● **Instructions for the task**
Your task is to gather the lines below that hold the string "What".

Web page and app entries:
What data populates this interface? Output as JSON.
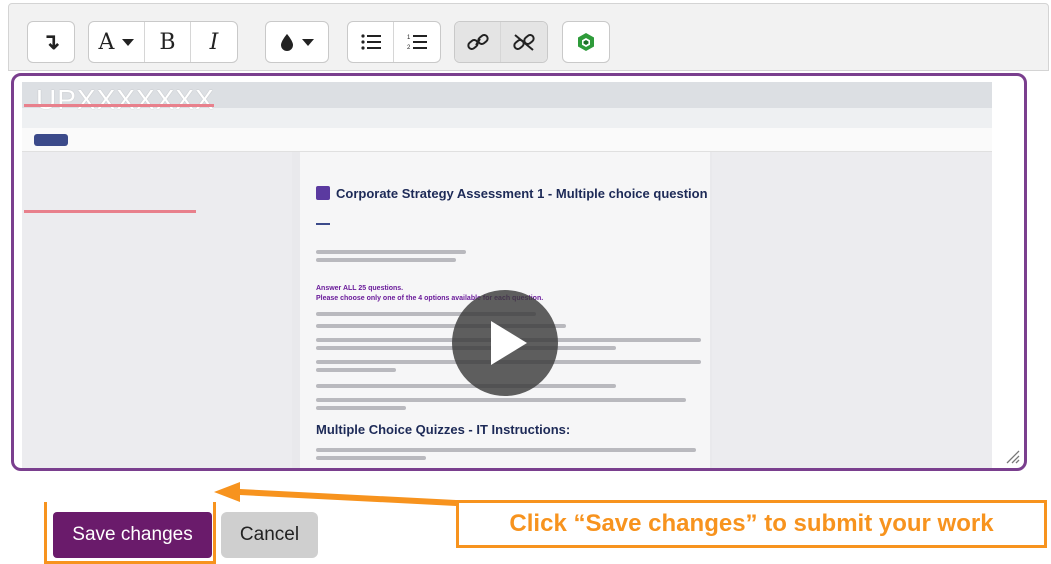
{
  "toolbar": {
    "buttons": [
      {
        "name": "collapse-icon",
        "glyph": "↴"
      },
      {
        "name": "font-size-icon",
        "glyph": "A"
      },
      {
        "name": "bold-icon",
        "glyph": "B"
      },
      {
        "name": "italic-icon",
        "glyph": "I"
      },
      {
        "name": "text-color-icon",
        "glyph": "●"
      },
      {
        "name": "unordered-list-icon",
        "glyph": "☰"
      },
      {
        "name": "ordered-list-icon",
        "glyph": "≡"
      },
      {
        "name": "link-icon",
        "glyph": "⛓"
      },
      {
        "name": "unlink-icon",
        "glyph": "⛓"
      },
      {
        "name": "media-icon",
        "glyph": "◆"
      }
    ]
  },
  "video": {
    "watermark": "UPXXXXXXX",
    "page_title": "Corporate Strategy Assessment 1 - Multiple choice question",
    "section_heading": "Multiple Choice Quizzes - IT Instructions:",
    "instructions_line1": "Answer ALL 25 questions.",
    "instructions_line2": "Please choose only one of the 4 options available for each question."
  },
  "actions": {
    "save_label": "Save changes",
    "cancel_label": "Cancel"
  },
  "annotation": {
    "callout_text": "Click “Save changes” to submit your work",
    "accent_color": "#f7931e"
  },
  "colors": {
    "editor_border": "#7a3f8e",
    "save_button": "#6a1b6b",
    "cancel_button": "#cfcfcf"
  }
}
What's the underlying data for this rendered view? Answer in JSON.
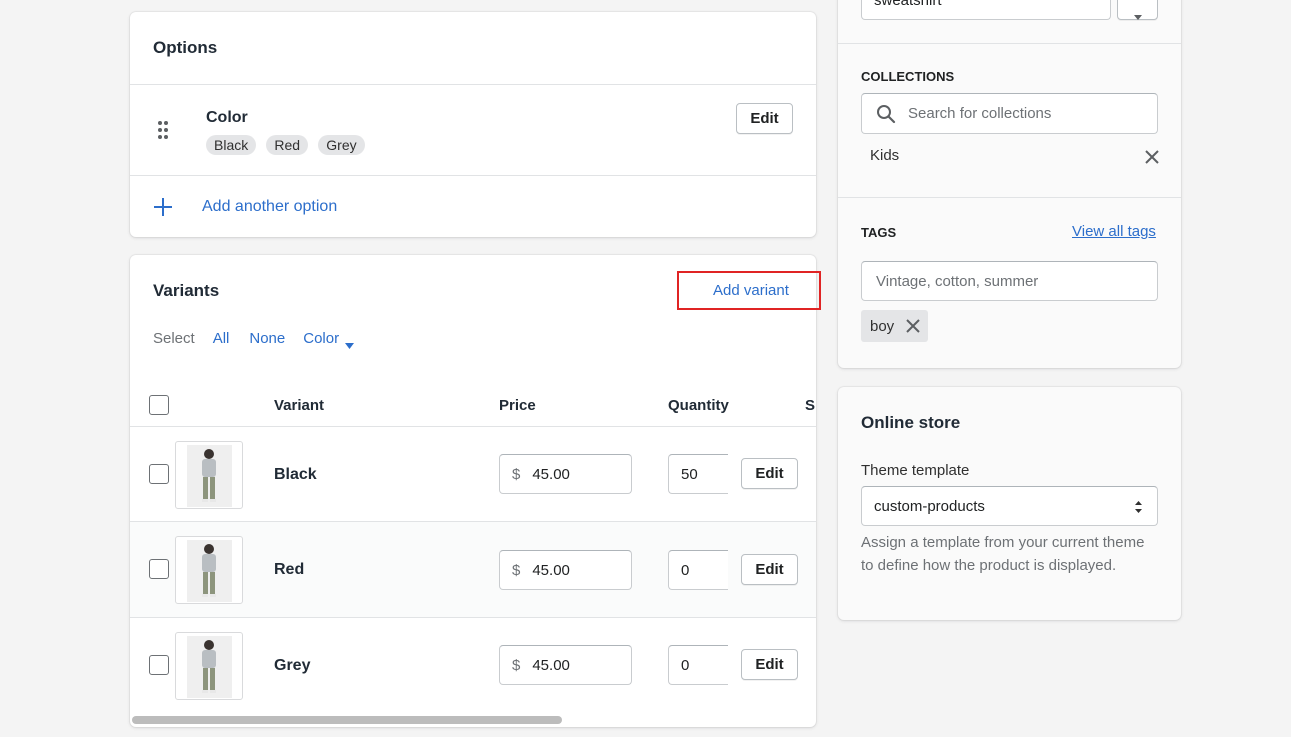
{
  "options_card": {
    "title": "Options",
    "option": {
      "name": "Color",
      "values": [
        "Black",
        "Red",
        "Grey"
      ],
      "edit_label": "Edit"
    },
    "add_option_label": "Add another option"
  },
  "variants_card": {
    "title": "Variants",
    "add_variant_label": "Add variant",
    "select_label": "Select",
    "select_all": "All",
    "select_none": "None",
    "select_color": "Color",
    "columns": {
      "variant": "Variant",
      "price": "Price",
      "quantity": "Quantity",
      "sku": "Sl"
    },
    "currency_symbol": "$",
    "rows": [
      {
        "name": "Black",
        "price": "45.00",
        "quantity": "50",
        "edit_label": "Edit"
      },
      {
        "name": "Red",
        "price": "45.00",
        "quantity": "0",
        "edit_label": "Edit"
      },
      {
        "name": "Grey",
        "price": "45.00",
        "quantity": "0",
        "edit_label": "Edit"
      }
    ]
  },
  "organization": {
    "product_type_value": "sweatshirt",
    "collections_label": "COLLECTIONS",
    "collections_placeholder": "Search for collections",
    "collections": [
      "Kids"
    ],
    "tags_label": "TAGS",
    "view_all_tags": "View all tags",
    "tags_placeholder": "Vintage, cotton, summer",
    "tags": [
      "boy"
    ]
  },
  "online_store": {
    "title": "Online store",
    "theme_template_label": "Theme template",
    "theme_template_value": "custom-products",
    "help_text": "Assign a template from your current theme to define how the product is displayed."
  },
  "colors": {
    "accent": "#2c6ecb",
    "highlight_box": "#e02424"
  }
}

● **Exercise answer**
What data populates this interface? Output as JSON.
What's the underlying data for this rendered view? Answer in JSON.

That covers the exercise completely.